[Opening Exercise material section]
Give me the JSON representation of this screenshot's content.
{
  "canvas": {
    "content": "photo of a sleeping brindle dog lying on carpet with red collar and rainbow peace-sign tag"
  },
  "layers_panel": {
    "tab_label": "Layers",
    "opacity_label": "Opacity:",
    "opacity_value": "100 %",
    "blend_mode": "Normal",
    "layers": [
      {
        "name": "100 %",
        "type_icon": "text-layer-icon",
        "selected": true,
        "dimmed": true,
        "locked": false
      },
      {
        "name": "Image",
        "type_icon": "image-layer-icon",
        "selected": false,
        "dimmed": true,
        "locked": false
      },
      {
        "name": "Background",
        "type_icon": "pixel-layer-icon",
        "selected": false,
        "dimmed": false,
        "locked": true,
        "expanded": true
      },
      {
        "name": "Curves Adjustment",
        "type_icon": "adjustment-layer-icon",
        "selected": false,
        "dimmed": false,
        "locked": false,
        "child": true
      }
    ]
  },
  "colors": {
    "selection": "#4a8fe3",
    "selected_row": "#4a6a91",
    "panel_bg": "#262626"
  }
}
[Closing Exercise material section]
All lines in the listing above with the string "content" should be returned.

Give me the JSON representation of this screenshot's content.
    "content": "photo of a sleeping brindle dog lying on carpet with red collar and rainbow peace-sign tag"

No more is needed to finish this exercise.